By Jessica Cuffman
Imagine being the seventh person in your family to graduate from the same college.
Commercial photography student Celeste Elliott will be that person this week, as she participates in Ohio University's graduate commencement.
Elliott's family history at Ohio began with her grandfather, Rush Elliott, who entered the university in 1920. After leaving for a brief stint to earn his doctorate from the University of Michigan, he returned to Ohio in 1930 to become the first assistant professor in zoology. He accelerated through the ranks at the university, eventually serving as dean of University College and director of the summer school. He retired in 1973 and died in 1981.
Through the work and love of his former students, the Elliott Professorship was created to honor him. The professorship recognizes Ohio University biological sciences professors who carry on its namesake's legacy of outstanding teaching and student advising.
Elliot's grandfather began the family legacy at Ohio, followed by her grandmother and then her father and his two sisters graduating from the university. A cousin and Elliot make up the third generation of Bobcats in her family.
"If I do have kids, I would love for them to come to Ohio University. I plan to try to push my brother's kids toward Ohio. It'd be great to have a fourth generation here," she says.
Celeste didn't always think she'd come to Ohio University. She was looking at art schools when she discovered Ohio's School of Visual Communication. She went on to earn her undergraduate degree in photojournalism and has one year completed toward her master's degree in commercial photography.
This summer, she plans to return to her hometown of Salem, Ohio, to work on her thesis and perform assistant photography work. In the fall, her plan is to move to a New York apartment and find assistant work there, eventually opening her own studio.
However, she's going to miss this classic college town.
"Athens is so much like a home to me – and the university? I can't say enough about how great it's been to be in Viscom. The attention you get from professors, and beyond the classroom, it's the people," she said.
The "family atmosphere" is one of the things she will miss the most.
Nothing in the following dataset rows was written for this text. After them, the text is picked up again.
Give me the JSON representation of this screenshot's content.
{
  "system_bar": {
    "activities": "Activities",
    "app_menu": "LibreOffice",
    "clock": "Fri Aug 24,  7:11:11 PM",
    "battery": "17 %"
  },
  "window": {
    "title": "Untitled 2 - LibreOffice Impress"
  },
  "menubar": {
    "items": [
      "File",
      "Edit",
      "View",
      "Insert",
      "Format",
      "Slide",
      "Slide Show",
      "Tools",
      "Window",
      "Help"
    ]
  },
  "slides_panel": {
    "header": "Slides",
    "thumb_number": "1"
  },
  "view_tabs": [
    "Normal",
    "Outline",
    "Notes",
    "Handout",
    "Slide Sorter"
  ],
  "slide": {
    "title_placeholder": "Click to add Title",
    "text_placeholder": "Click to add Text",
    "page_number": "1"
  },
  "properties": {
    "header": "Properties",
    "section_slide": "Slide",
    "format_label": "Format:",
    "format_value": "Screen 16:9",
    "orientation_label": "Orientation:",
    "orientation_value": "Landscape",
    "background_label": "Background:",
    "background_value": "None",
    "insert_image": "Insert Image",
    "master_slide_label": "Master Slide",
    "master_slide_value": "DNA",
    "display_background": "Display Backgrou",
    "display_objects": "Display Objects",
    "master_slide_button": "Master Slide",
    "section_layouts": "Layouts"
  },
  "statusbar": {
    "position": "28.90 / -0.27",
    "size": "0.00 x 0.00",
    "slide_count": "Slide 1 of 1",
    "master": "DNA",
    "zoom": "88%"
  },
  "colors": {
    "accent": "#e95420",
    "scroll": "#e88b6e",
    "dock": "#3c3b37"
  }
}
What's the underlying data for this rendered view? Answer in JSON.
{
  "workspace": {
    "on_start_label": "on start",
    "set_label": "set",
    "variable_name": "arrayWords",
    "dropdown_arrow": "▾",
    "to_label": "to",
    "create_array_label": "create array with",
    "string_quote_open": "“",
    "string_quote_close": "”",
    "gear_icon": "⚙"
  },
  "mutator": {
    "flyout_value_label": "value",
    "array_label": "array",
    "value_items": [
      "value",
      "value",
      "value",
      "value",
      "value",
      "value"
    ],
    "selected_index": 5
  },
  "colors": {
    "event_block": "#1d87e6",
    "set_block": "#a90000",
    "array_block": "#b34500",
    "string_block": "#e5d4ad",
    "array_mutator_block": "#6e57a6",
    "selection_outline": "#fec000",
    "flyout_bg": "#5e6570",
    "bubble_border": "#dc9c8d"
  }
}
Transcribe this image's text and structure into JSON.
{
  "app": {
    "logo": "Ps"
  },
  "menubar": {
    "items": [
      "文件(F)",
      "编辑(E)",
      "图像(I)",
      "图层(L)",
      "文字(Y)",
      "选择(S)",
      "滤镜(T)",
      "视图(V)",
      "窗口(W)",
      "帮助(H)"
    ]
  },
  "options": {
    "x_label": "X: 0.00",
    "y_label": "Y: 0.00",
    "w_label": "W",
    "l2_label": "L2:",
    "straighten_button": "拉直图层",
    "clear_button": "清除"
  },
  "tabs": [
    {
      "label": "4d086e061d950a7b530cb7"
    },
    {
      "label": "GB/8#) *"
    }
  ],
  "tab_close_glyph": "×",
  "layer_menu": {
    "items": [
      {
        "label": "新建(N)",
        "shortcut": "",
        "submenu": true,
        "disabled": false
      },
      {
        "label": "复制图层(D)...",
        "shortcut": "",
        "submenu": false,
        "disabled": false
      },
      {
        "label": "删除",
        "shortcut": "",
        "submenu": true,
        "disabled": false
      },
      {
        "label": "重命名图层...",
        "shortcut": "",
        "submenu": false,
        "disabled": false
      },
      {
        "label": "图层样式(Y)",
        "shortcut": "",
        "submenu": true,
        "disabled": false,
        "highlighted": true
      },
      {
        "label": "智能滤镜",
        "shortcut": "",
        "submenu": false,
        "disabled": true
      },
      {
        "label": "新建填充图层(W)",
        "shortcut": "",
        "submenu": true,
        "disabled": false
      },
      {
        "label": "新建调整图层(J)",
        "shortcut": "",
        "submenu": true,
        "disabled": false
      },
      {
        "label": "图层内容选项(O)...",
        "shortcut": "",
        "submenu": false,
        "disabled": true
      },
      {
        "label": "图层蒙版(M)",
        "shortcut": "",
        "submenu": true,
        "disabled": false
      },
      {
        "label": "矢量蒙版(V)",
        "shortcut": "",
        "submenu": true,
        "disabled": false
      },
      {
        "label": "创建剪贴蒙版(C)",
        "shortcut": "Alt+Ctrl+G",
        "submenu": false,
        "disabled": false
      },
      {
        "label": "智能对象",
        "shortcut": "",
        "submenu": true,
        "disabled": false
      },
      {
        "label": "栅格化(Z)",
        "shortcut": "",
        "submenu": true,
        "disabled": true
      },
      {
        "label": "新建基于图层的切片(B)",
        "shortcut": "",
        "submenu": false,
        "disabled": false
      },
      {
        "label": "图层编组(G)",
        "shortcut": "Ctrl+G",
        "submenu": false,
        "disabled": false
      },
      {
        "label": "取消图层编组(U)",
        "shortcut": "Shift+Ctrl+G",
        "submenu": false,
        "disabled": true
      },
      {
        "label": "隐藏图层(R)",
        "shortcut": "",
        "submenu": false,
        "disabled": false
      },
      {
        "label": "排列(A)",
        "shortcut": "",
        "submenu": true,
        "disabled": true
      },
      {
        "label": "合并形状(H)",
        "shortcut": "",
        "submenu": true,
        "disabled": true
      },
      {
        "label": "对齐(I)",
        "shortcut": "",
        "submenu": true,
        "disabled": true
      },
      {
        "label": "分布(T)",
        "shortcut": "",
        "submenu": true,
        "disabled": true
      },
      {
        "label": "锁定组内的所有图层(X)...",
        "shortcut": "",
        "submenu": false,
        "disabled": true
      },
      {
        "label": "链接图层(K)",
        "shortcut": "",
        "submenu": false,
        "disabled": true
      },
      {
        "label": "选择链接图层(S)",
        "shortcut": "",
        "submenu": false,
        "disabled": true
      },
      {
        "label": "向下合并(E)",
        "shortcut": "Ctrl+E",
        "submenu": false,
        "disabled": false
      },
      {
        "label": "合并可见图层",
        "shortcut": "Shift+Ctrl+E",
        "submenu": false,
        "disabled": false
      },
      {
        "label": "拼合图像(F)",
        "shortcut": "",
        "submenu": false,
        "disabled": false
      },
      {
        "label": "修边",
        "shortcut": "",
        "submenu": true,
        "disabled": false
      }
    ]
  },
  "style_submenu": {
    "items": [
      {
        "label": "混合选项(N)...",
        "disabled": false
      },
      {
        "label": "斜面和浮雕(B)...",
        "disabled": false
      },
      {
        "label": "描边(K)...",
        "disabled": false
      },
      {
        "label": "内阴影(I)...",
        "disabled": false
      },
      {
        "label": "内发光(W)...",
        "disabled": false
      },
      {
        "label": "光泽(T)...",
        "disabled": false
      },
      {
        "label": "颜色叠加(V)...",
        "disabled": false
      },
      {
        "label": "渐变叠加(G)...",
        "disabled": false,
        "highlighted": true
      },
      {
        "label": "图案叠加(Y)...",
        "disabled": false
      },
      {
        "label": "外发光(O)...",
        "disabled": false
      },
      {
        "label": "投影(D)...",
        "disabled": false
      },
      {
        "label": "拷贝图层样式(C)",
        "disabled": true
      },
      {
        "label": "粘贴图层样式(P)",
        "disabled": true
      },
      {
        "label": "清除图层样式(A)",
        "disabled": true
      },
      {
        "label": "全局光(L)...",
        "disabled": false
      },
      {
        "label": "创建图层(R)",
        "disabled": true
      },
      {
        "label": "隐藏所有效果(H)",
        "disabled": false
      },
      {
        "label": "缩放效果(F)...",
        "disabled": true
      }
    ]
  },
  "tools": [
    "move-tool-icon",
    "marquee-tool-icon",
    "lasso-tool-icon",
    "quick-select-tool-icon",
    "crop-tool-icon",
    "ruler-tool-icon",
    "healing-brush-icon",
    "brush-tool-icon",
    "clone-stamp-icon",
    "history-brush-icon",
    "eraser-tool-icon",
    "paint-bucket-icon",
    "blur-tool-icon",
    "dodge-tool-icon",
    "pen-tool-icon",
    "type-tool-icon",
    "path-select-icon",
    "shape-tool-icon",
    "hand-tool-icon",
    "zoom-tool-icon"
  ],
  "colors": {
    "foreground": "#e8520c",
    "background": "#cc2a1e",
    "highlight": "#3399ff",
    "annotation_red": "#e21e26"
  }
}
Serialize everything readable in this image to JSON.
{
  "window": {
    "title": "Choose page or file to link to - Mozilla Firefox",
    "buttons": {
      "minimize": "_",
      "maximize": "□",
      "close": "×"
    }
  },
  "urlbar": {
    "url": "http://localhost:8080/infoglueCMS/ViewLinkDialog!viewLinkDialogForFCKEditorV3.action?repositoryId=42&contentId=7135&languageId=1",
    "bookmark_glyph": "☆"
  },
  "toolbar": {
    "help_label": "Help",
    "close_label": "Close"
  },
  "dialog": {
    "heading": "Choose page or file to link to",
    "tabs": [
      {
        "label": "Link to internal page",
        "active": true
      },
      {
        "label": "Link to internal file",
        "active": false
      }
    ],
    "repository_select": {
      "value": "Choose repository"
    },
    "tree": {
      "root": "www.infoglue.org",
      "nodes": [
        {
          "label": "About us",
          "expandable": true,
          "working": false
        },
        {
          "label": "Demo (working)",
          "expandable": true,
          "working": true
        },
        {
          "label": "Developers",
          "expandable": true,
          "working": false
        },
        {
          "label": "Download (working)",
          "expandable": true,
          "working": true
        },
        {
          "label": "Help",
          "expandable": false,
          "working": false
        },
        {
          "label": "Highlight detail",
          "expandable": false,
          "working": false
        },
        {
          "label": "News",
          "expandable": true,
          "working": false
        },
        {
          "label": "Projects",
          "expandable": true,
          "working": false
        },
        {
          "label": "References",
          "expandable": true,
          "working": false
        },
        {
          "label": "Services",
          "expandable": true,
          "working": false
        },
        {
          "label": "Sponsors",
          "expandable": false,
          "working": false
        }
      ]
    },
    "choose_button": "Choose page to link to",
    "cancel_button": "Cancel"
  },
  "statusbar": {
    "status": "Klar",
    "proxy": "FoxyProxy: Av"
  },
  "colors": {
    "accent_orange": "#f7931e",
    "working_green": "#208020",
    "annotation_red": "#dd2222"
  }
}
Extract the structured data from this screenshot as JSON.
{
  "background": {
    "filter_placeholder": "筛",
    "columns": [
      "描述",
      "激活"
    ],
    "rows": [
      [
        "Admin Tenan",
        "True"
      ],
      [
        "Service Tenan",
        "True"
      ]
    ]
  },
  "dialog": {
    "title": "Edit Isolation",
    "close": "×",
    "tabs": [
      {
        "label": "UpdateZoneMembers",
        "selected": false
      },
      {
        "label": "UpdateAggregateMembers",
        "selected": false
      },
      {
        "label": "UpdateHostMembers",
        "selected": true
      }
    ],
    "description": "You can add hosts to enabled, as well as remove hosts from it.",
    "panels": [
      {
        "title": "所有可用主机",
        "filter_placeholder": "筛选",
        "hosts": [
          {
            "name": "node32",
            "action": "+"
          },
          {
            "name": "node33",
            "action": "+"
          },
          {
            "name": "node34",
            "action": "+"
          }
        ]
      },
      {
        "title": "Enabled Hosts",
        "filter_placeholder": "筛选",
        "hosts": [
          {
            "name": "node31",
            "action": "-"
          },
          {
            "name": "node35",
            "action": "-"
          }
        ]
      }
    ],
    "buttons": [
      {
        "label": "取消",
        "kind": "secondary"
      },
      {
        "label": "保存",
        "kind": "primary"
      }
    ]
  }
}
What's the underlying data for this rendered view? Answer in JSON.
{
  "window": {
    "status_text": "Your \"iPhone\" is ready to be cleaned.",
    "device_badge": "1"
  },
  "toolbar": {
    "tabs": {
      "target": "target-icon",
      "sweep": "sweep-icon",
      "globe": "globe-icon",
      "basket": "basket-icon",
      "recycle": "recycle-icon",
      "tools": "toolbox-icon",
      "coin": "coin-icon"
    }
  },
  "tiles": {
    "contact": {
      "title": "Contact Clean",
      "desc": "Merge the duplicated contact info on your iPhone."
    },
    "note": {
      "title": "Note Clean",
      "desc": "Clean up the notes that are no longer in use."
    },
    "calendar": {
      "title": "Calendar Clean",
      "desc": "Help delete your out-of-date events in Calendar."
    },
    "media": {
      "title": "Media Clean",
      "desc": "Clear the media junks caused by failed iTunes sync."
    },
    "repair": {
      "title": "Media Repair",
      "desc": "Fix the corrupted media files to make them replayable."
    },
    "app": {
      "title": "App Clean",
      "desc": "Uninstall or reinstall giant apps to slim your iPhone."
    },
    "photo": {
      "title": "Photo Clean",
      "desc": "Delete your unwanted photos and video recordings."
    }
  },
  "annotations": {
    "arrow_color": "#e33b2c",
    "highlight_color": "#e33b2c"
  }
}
"If I had gone anywhere else, to an art school or a larger university, I just wouldn't have had that. There's so much collaboration among the students," she said.
Jessica Cuffman is a student writer for University Communications and Marketing.